-- Opening Marker --

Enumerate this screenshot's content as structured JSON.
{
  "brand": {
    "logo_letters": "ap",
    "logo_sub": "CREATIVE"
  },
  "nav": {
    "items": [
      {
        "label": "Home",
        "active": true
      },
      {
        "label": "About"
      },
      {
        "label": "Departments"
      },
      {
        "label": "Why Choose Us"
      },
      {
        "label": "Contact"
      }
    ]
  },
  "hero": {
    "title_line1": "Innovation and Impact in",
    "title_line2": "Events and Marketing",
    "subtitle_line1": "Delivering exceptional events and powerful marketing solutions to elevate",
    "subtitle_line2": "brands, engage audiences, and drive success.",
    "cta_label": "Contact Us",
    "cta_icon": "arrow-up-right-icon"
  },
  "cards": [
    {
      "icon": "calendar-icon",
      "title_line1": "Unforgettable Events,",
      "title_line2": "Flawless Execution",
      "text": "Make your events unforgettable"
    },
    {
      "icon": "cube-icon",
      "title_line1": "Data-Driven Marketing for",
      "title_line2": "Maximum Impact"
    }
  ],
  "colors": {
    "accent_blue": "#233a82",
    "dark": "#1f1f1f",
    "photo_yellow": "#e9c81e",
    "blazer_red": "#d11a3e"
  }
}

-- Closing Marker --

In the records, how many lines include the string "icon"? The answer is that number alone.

3